FRANKFORT, Ky. — Kentucky has a new team working to solve sexual assaults. Wednesday, Governor Beshear announced a $1.5 million grant to form an investigative team within the state police.
Sexual assault kits, physical evidence gathered after an assault, are tested for DNA and identifying information at Kentucky State Police (KSP) labs. Now, KSP will also lead the charge in finding those responsible.
"We all agree that there's nothing red or blue, Democrat or Republican, about violent crime or sexual assault. It is simply wrong,” Beshear said.
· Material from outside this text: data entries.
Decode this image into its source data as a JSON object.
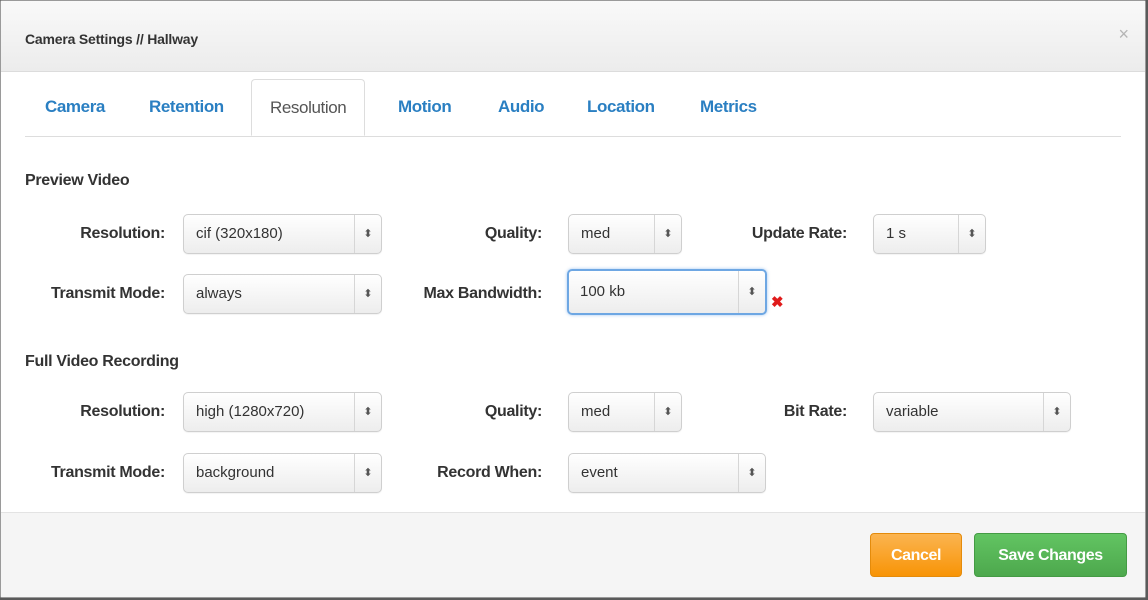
{
  "modal": {
    "title": "Camera Settings // Hallway",
    "close_glyph": "×"
  },
  "tabs": [
    {
      "label": "Camera",
      "active": false
    },
    {
      "label": "Retention",
      "active": false
    },
    {
      "label": "Resolution",
      "active": true
    },
    {
      "label": "Motion",
      "active": false
    },
    {
      "label": "Audio",
      "active": false
    },
    {
      "label": "Location",
      "active": false
    },
    {
      "label": "Metrics",
      "active": false
    }
  ],
  "preview": {
    "title": "Preview Video",
    "resolution": {
      "label": "Resolution:",
      "value": "cif (320x180)"
    },
    "quality": {
      "label": "Quality:",
      "value": "med"
    },
    "update_rate": {
      "label": "Update Rate:",
      "value": "1 s"
    },
    "transmit_mode": {
      "label": "Transmit Mode:",
      "value": "always"
    },
    "max_bandwidth": {
      "label": "Max Bandwidth:",
      "value": "100 kb",
      "error_glyph": "✖"
    }
  },
  "full": {
    "title": "Full Video Recording",
    "resolution": {
      "label": "Resolution:",
      "value": "high (1280x720)"
    },
    "quality": {
      "label": "Quality:",
      "value": "med"
    },
    "bit_rate": {
      "label": "Bit Rate:",
      "value": "variable"
    },
    "transmit_mode": {
      "label": "Transmit Mode:",
      "value": "background"
    },
    "record_when": {
      "label": "Record When:",
      "value": "event"
    }
  },
  "select_arrow_glyph": "⬍",
  "footer": {
    "cancel_label": "Cancel",
    "save_label": "Save Changes"
  },
  "colors": {
    "tab_link": "#2a7fc2",
    "cancel": "#f89406",
    "save": "#5bb75b",
    "error": "#e01b1b",
    "focus": "#6ea7e3"
  }
}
The Commonwealth received $1.5 million from the Department of Justice in a SAKI (Sexual Assault Kit Initiative) grant to create a new team within KSP. Three trained investigators and an analyst will transition from the Attorney General’s office to KSP.
Trained investigators like Trooper Janet Barnett will use evidence processed by the labs to assist other agencies in solving cases.
"Sometimes if it's been a little while since the investigation those people can gravitate out of an area and also law-enforcement agencies today are heavily taxed,” Barnett said.
The unit won't tackle every sexual assault. Governor Beshear says they'll focus on cold cases, where testing older rape kits or new DNA could bring closure for victims and survivors.
"They aren't forgotten just because it's been a while since the crime occurred. It doesn't mean the work has stopped,” Barnett said.
In another move for public safety, Beshear signed a related bill, House Bill 310. It closes a state loophole that kept violent offenders, deemed incompetent to stand trial, from being involuntarily committed.
“It did close a loophole. It sealed over a crack that had been there for too long,” Senator Morgan McGarvey, (D) District 19, said.
Wednesday, advocates of the new initiative and the bill said their ultimate goal is providing justice for victims and survivors.